On November 9, 1998, about 1645 eastern standard time, an Air Tractor AT-301, N8770S, collided with a fence post during an attempted go around, at Hilde Ag Strip near Statesboro, Georgia. The airplane was operated by the pilot under the provisions of Title 14 CFR Part 91, and visual flight rules. Visual meteorological conditions prevailed, and no flight plan was filed. There were no injuries to the commercial pilot, and the airplane was substantially damaged. The flight departed the same airstrip in Statesboro, Georgia, at 1615. Use your browsers 'back' function to return to synopsisReturn to Query Page

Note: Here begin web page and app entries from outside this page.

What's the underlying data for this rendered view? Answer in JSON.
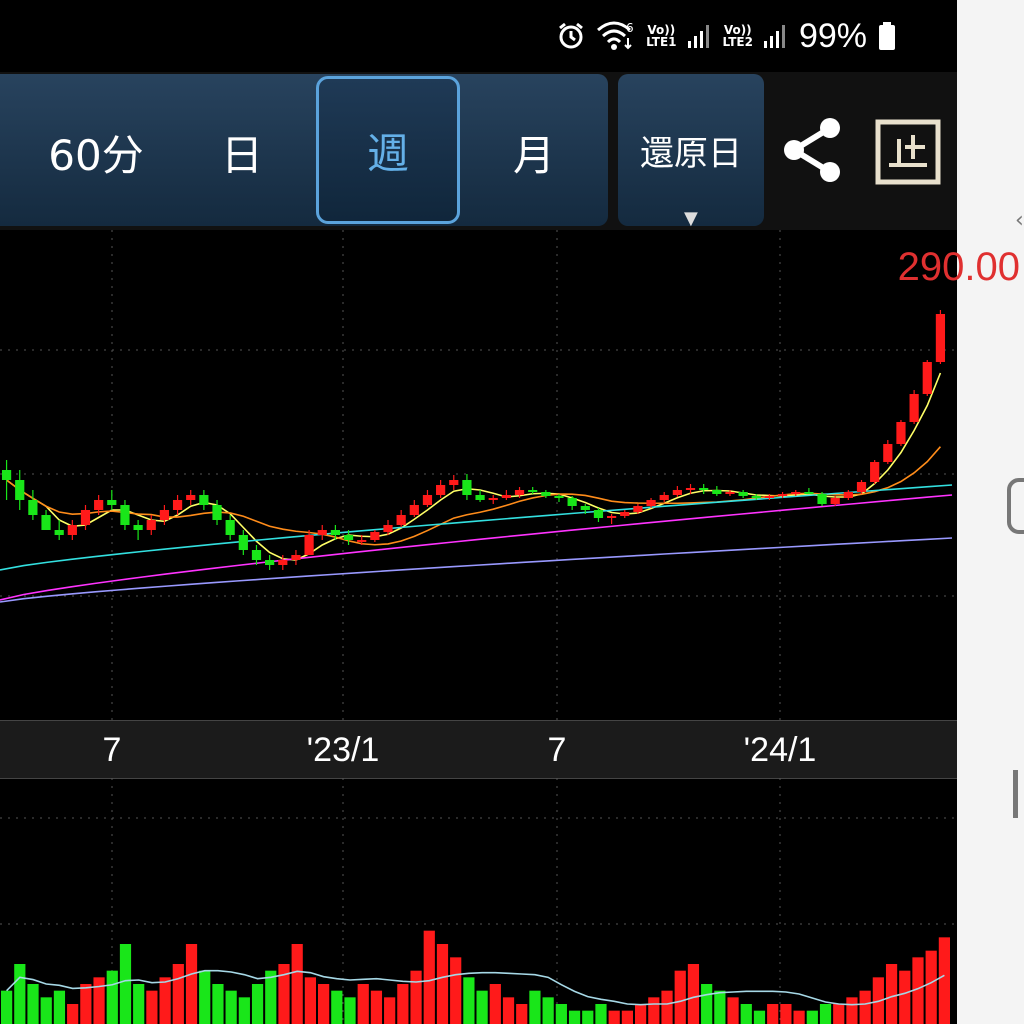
{
  "status_bar": {
    "alarm_icon": "alarm-clock-icon",
    "wifi_icon": "wifi-6-icon",
    "wifi_badge": "6",
    "sim1": {
      "volte": "Vo))",
      "lte": "LTE1"
    },
    "sim2": {
      "volte": "Vo))",
      "lte": "LTE2"
    },
    "battery_percent": "99%"
  },
  "toolbar": {
    "periods": [
      "60分",
      "日",
      "週",
      "月"
    ],
    "active_period": "週",
    "adjust_label": "還原日",
    "share_icon": "share-icon",
    "layout_icon": "layout-toggle-icon"
  },
  "chart_data": [
    {
      "type": "candlestick",
      "price_high_label": "290.00",
      "x_ticks": [
        "7",
        "'23/1",
        "7",
        "'24/1"
      ],
      "colors": {
        "up": "#ff1a1a",
        "down": "#19e619",
        "ma_short": "#ffff66",
        "ma_mid": "#ff8c1a",
        "ma_long1": "#33e0e0",
        "ma_long2": "#ff33ff",
        "ma_long3": "#9999ff"
      },
      "candles": [
        [
          12,
          13,
          9,
          11
        ],
        [
          11,
          12,
          8,
          9
        ],
        [
          9,
          10,
          7,
          7.5
        ],
        [
          7.5,
          8,
          6,
          6
        ],
        [
          6,
          7,
          5,
          5.5
        ],
        [
          5.5,
          7,
          5,
          6.5
        ],
        [
          6.5,
          8.5,
          6,
          8
        ],
        [
          8,
          9.5,
          7.5,
          9
        ],
        [
          9,
          10,
          8,
          8.5
        ],
        [
          8.5,
          9,
          6,
          6.5
        ],
        [
          6.5,
          7,
          5,
          6
        ],
        [
          6,
          7.5,
          5.5,
          7
        ],
        [
          7,
          8.5,
          6.5,
          8
        ],
        [
          8,
          9.5,
          7.5,
          9
        ],
        [
          9,
          10,
          8.5,
          9.5
        ],
        [
          9.5,
          10,
          8,
          8.5
        ],
        [
          8.5,
          9,
          6.5,
          7
        ],
        [
          7,
          7.5,
          5,
          5.5
        ],
        [
          5.5,
          6,
          3.5,
          4
        ],
        [
          4,
          4.5,
          2.5,
          3
        ],
        [
          3,
          3.5,
          2,
          2.5
        ],
        [
          2.5,
          3.5,
          2,
          3
        ],
        [
          3,
          4,
          2.5,
          3.5
        ],
        [
          3.5,
          6,
          3.5,
          5.5
        ],
        [
          5.5,
          6.5,
          5,
          6
        ],
        [
          6,
          6.5,
          5,
          5.5
        ],
        [
          5.5,
          6,
          4.5,
          5
        ],
        [
          5,
          5.5,
          4.5,
          5
        ],
        [
          5,
          6,
          4.8,
          5.8
        ],
        [
          5.8,
          7,
          5.5,
          6.5
        ],
        [
          6.5,
          8,
          6.3,
          7.5
        ],
        [
          7.5,
          9,
          7.3,
          8.5
        ],
        [
          8.5,
          10,
          8.3,
          9.5
        ],
        [
          9.5,
          11,
          9.2,
          10.5
        ],
        [
          10.5,
          11.5,
          10,
          11
        ],
        [
          11,
          11.6,
          9,
          9.5
        ],
        [
          9.5,
          10,
          8.8,
          9
        ],
        [
          9,
          9.5,
          8.6,
          9.2
        ],
        [
          9.2,
          10,
          9,
          9.5
        ],
        [
          9.5,
          10.3,
          9.2,
          10
        ],
        [
          10,
          10.3,
          9.6,
          9.8
        ],
        [
          9.8,
          10,
          9.2,
          9.4
        ],
        [
          9.4,
          9.6,
          8.8,
          9.2
        ],
        [
          9.2,
          9.4,
          8,
          8.4
        ],
        [
          8.4,
          8.6,
          7.6,
          8
        ],
        [
          8,
          8.2,
          6.8,
          7.2
        ],
        [
          7.2,
          7.6,
          6.6,
          7.4
        ],
        [
          7.4,
          8,
          7.2,
          7.8
        ],
        [
          7.8,
          8.6,
          7.6,
          8.4
        ],
        [
          8.4,
          9.2,
          8.2,
          9
        ],
        [
          9,
          9.8,
          8.8,
          9.5
        ],
        [
          9.5,
          10.4,
          9.3,
          10
        ],
        [
          10,
          10.6,
          9.6,
          10.2
        ],
        [
          10.2,
          10.6,
          9.6,
          10
        ],
        [
          10,
          10.4,
          9.4,
          9.6
        ],
        [
          9.6,
          10,
          9.4,
          9.8
        ],
        [
          9.8,
          10,
          9.2,
          9.4
        ],
        [
          9.4,
          9.6,
          9,
          9.2
        ],
        [
          9.2,
          9.6,
          9,
          9.4
        ],
        [
          9.4,
          9.8,
          9.2,
          9.6
        ],
        [
          9.6,
          10,
          9.4,
          9.8
        ],
        [
          9.8,
          10.2,
          9.6,
          9.6
        ],
        [
          9.6,
          9.8,
          8.4,
          8.6
        ],
        [
          8.6,
          9.4,
          8.4,
          9.2
        ],
        [
          9.2,
          10,
          9,
          9.8
        ],
        [
          9.8,
          11,
          9.6,
          10.8
        ],
        [
          10.8,
          13,
          10.6,
          12.8
        ],
        [
          12.8,
          15,
          12.6,
          14.6
        ],
        [
          14.6,
          17,
          14.4,
          16.8
        ],
        [
          16.8,
          20,
          16.6,
          19.6
        ],
        [
          19.6,
          23,
          19.4,
          22.8
        ],
        [
          22.8,
          28,
          22.6,
          27.6
        ]
      ],
      "volume_bars": [
        5,
        9,
        6,
        4,
        5,
        3,
        6,
        7,
        8,
        12,
        6,
        5,
        7,
        9,
        12,
        8,
        6,
        5,
        4,
        6,
        8,
        9,
        12,
        7,
        6,
        5,
        4,
        6,
        5,
        4,
        6,
        8,
        14,
        12,
        10,
        7,
        5,
        6,
        4,
        3,
        5,
        4,
        3,
        2,
        2,
        3,
        2,
        2,
        3,
        4,
        5,
        8,
        9,
        6,
        5,
        4,
        3,
        2,
        3,
        3,
        2,
        2,
        3,
        3,
        4,
        5,
        7,
        9,
        8,
        10,
        11,
        13
      ]
    }
  ]
}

The pilot stated that he was on an approach to land at the staging airstrip when he noticed that the ground grew had positioned another airplane 2000 feet down the runway. The pilot said that his landing airspeed was a little fast, so to assure a safe clearance, he elected to execute a go-around. When the pilot advanced the throttle for the go-around, the engine spit and sputtered, and lost power. As the pilot maneuvered for a forced landing, the left wing collided with a fence post. The airplane subsequently yawed left, slid on the ground, and collided with trees on the departure end of the extended runway center line.
The pilot also stated that he did not apply carburetor heat unless temperatures were 70 degrees Fahrenheit or below. However, according to the Air Tractor Flight Manual, during the approach and landing, the pilot is instructed to apply carburetor heat when weather conditions are favorable for the formation of carburetor ice.

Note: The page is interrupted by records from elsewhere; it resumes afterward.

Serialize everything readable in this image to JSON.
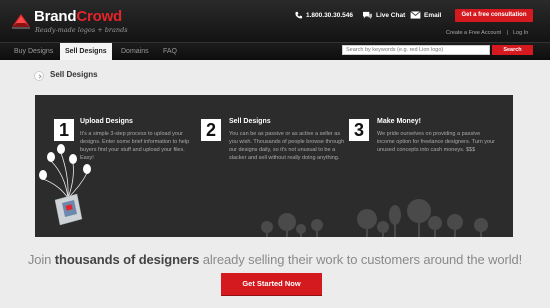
{
  "brand": {
    "name_prefix": "Brand",
    "name_suffix": "Crowd",
    "tagline": "Ready-made logos + brands"
  },
  "header": {
    "phone": "1.800.30.30.546",
    "live_chat": "Live Chat",
    "email": "Email",
    "cta": "Get a free consultation",
    "create_account": "Create a Free Account",
    "separator": "|",
    "login": "Log In"
  },
  "nav": {
    "items": [
      {
        "label": "Buy Designs"
      },
      {
        "label": "Sell Designs"
      },
      {
        "label": "Domains"
      },
      {
        "label": "FAQ"
      }
    ],
    "active": "Sell Designs"
  },
  "search": {
    "placeholder": "Search by keywords (e.g. red Lion logo)",
    "button": "Search"
  },
  "page": {
    "title": "Sell Designs"
  },
  "steps": [
    {
      "number": "1",
      "title": "Upload Designs",
      "desc": "It's a simple 3-step process to upload your designs. Enter some brief information to help buyers find your stuff and upload your files. Easy!"
    },
    {
      "number": "2",
      "title": "Sell Designs",
      "desc": "You can be as passive or as active a seller as you wish. Thousands of people browse through our designs daily, so it's not unusual to be a slacker and sell without really doing anything."
    },
    {
      "number": "3",
      "title": "Make Money!",
      "desc": "We pride ourselves on providing a passive income option for freelance designers. Turn your unused concepts into cash moneys. $$$"
    }
  ],
  "promo": {
    "text_before": "Join ",
    "text_bold": "thousands of designers",
    "text_after": " already selling their work to customers around the world!",
    "cta": "Get Started Now"
  },
  "colors": {
    "accent": "#d4191f",
    "panel": "#2c2c2c",
    "header": "#1a1a1a"
  }
}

During the examination of the engine, the spark plugs were removed from the engine and found to be sooted. It was stated by the Federal Aviation Administration inspector that the spark plugs were re-installed in the engine and the engine was operated at a low power setting.

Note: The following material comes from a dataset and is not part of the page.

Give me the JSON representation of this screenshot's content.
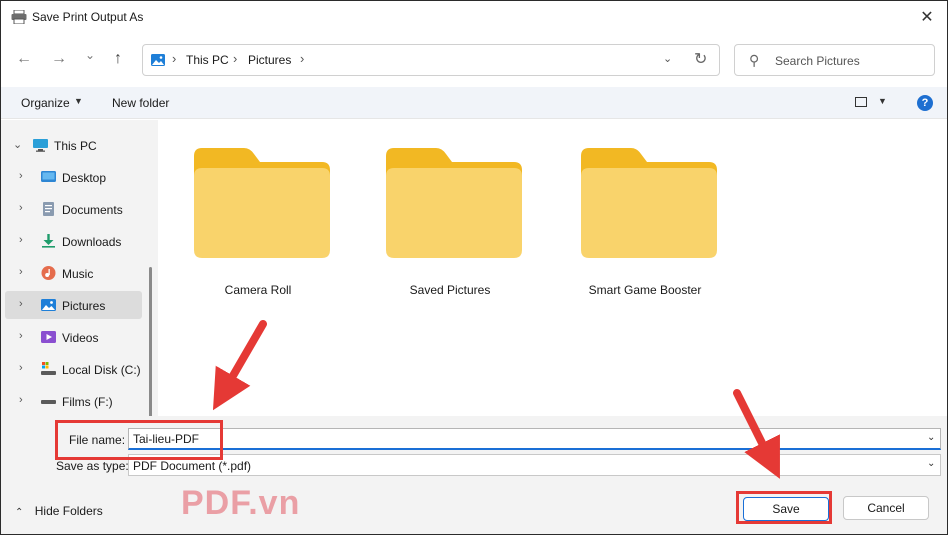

A review of the weather data disclosed that conditions were favorable for the formation of carburetor icing.